- **TASK DESCRIPTION**: Check every line below for the word "Polyline" and copy the ones that have it.
------------------------------------------------------------------------
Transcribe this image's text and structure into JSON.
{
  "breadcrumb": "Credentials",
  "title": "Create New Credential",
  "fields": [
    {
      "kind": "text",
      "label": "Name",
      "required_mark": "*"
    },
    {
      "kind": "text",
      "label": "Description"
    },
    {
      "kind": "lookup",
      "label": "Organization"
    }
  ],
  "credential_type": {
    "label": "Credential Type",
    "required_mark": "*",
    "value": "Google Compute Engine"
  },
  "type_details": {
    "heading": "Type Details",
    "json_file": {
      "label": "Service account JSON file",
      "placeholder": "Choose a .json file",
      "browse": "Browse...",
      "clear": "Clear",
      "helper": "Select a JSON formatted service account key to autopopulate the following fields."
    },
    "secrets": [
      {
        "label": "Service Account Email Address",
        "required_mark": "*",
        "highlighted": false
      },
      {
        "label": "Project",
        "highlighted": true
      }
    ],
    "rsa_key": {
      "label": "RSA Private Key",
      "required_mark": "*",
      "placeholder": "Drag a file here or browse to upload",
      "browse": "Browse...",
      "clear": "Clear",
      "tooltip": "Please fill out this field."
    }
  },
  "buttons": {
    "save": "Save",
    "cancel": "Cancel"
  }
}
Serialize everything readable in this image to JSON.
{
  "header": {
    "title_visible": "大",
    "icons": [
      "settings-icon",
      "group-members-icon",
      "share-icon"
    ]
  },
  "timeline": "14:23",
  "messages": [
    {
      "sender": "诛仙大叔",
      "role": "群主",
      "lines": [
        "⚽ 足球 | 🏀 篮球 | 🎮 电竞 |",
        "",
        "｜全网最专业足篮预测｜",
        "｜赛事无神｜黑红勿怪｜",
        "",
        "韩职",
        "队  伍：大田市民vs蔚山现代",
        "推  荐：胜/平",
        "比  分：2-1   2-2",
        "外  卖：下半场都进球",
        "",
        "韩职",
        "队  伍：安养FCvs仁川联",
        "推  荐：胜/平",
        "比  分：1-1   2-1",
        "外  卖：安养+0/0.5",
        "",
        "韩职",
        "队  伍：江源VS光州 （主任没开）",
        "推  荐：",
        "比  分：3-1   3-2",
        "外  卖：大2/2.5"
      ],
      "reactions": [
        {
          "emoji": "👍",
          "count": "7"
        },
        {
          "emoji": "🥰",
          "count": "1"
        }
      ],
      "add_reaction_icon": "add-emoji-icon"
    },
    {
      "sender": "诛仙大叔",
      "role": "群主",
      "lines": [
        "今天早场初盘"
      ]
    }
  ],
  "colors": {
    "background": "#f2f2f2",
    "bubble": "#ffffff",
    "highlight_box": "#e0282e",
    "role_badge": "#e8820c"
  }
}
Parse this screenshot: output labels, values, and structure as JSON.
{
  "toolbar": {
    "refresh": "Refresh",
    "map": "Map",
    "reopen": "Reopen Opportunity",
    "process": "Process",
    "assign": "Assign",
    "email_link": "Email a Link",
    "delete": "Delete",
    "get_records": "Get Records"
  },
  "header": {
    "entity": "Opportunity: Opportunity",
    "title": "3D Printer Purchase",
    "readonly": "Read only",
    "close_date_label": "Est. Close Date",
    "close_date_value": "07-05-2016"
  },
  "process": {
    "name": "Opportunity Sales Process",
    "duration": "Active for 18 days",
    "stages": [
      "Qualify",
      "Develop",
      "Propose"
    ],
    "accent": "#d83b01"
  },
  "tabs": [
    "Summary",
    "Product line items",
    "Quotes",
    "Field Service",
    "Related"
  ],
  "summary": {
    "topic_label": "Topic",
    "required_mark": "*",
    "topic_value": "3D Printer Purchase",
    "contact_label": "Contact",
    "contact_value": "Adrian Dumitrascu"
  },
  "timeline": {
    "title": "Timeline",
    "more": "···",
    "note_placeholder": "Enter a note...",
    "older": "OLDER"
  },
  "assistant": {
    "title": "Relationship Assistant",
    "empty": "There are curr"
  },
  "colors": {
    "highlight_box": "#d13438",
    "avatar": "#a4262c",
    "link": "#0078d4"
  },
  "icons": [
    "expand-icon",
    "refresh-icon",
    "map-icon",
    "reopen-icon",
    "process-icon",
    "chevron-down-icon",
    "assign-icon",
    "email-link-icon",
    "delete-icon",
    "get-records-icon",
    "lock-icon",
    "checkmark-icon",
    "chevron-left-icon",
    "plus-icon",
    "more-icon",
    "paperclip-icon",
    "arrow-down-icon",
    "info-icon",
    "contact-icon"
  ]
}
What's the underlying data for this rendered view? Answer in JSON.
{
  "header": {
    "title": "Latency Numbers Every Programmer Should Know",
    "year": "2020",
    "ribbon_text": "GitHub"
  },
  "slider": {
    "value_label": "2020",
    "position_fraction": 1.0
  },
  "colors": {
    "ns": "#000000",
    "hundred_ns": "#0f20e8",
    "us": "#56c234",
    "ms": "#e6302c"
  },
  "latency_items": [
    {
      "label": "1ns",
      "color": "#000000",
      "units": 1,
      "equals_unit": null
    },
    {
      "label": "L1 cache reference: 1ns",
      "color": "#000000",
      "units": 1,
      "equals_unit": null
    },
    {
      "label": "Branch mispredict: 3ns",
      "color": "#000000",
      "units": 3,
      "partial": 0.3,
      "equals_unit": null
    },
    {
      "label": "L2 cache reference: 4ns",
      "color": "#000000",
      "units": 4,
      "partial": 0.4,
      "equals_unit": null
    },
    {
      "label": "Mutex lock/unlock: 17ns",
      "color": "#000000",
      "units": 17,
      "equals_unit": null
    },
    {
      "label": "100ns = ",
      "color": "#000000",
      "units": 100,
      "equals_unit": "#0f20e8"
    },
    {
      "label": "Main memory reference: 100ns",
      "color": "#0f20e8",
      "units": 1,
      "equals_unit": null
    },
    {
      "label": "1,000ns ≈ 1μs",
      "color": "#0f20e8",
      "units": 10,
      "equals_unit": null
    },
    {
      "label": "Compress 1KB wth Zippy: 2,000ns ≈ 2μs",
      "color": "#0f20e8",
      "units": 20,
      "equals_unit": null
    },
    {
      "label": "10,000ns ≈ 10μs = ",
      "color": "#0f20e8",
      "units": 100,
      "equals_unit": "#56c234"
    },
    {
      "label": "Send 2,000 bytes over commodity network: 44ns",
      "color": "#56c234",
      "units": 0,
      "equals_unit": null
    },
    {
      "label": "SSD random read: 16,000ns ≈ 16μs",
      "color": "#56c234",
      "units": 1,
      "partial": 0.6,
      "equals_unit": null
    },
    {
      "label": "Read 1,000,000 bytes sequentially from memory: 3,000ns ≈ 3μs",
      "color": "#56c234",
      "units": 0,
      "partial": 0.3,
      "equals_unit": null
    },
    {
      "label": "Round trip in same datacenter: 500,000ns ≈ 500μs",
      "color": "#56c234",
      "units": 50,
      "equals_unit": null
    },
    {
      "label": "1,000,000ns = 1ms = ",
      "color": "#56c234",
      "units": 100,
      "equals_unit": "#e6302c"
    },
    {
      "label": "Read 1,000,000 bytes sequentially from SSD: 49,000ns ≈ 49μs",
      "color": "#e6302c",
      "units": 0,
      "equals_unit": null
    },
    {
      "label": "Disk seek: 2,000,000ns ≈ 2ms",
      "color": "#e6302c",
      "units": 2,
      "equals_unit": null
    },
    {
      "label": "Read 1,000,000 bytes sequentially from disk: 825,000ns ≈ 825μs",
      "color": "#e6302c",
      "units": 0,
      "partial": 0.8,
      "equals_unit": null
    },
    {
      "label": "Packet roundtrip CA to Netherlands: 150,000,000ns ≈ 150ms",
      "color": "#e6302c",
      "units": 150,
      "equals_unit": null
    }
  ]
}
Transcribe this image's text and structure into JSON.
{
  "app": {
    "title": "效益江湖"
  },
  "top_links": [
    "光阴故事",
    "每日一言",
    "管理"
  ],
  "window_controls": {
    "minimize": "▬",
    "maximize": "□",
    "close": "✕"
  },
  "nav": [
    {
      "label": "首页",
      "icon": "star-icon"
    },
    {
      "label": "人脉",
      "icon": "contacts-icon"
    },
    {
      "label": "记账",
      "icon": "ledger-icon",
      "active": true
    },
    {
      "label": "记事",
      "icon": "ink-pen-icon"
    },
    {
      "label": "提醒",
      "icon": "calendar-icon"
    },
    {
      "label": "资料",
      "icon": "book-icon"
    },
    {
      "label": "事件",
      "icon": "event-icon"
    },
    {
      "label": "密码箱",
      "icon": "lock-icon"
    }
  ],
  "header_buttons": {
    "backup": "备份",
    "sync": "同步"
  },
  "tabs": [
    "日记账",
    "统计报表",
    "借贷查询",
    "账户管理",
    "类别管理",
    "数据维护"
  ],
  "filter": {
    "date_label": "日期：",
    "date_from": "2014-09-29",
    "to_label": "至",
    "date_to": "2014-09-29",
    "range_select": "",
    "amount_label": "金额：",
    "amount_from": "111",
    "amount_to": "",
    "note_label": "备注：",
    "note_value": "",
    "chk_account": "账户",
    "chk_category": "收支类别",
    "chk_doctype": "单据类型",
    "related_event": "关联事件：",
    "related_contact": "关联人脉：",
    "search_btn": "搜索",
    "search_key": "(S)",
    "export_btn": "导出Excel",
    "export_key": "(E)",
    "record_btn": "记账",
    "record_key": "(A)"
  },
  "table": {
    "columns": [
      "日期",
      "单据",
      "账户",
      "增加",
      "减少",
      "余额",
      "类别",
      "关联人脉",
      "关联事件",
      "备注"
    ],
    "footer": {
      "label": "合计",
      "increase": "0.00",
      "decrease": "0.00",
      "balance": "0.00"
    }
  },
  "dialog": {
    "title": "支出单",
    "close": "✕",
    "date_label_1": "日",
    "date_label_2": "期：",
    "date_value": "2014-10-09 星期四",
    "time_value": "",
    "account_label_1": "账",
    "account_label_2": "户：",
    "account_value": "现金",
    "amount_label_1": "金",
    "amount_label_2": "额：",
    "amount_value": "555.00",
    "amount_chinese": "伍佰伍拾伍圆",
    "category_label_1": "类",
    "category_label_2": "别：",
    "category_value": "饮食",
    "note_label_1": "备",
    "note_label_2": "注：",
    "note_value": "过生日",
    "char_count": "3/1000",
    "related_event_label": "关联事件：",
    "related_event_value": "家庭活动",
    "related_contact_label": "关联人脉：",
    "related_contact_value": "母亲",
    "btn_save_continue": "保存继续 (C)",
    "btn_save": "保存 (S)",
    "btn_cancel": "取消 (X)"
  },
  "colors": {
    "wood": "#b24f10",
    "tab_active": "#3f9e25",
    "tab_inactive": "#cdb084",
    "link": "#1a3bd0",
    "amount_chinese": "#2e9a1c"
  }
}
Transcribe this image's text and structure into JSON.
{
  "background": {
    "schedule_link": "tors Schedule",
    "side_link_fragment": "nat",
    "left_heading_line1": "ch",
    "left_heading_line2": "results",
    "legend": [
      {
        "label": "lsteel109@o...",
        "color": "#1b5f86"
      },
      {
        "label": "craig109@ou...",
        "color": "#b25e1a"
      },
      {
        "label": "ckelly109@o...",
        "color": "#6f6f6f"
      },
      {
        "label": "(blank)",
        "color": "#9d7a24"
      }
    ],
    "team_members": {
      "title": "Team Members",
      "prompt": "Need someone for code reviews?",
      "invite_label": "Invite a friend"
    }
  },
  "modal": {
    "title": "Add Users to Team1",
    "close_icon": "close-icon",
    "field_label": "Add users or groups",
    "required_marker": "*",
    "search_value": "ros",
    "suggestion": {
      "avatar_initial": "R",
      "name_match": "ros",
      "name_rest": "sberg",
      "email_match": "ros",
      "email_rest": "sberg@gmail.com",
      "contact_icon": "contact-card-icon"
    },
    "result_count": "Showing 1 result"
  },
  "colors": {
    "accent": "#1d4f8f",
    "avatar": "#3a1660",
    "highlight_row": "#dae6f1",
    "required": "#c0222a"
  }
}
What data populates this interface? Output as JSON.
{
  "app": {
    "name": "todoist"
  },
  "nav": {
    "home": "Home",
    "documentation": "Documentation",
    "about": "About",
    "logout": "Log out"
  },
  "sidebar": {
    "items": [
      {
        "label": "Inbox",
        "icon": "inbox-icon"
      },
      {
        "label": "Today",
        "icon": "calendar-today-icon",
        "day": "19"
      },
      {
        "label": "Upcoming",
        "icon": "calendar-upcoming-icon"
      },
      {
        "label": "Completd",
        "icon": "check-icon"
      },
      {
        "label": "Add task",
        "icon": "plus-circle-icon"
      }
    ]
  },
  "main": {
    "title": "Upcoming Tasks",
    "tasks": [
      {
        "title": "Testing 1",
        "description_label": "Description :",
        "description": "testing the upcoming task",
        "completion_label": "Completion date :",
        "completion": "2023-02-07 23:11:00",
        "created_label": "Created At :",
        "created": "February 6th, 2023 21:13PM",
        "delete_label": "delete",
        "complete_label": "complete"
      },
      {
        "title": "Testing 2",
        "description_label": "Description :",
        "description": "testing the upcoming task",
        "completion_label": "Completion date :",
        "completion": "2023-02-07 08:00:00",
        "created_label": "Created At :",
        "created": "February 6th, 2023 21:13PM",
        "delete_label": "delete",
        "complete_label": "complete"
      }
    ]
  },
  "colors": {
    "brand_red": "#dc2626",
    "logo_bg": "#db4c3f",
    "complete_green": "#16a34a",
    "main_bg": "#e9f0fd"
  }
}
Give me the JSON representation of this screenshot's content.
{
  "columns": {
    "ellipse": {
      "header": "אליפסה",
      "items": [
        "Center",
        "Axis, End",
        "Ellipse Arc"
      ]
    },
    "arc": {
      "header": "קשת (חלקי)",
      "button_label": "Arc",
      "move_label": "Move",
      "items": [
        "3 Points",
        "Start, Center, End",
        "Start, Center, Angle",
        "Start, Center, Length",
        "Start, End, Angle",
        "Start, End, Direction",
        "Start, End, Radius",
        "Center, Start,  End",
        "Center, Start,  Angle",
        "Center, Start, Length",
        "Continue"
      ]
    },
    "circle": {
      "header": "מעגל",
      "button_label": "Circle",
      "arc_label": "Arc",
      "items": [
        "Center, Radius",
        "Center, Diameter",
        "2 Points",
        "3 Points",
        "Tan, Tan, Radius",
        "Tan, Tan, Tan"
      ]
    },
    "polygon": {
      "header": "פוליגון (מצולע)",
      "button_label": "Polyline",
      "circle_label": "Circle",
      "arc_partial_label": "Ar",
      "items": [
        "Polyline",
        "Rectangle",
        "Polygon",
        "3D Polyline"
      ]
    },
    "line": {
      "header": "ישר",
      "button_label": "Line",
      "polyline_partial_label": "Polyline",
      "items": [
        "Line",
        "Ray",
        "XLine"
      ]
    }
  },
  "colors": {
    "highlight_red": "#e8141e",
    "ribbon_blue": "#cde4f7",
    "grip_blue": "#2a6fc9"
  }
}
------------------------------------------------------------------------
- **EXERCISE RESPONSE**:
      "button_label": "Polyline",
        "Polyline",
        "3D Polyline"
      "polyline_partial_label": "Polyline",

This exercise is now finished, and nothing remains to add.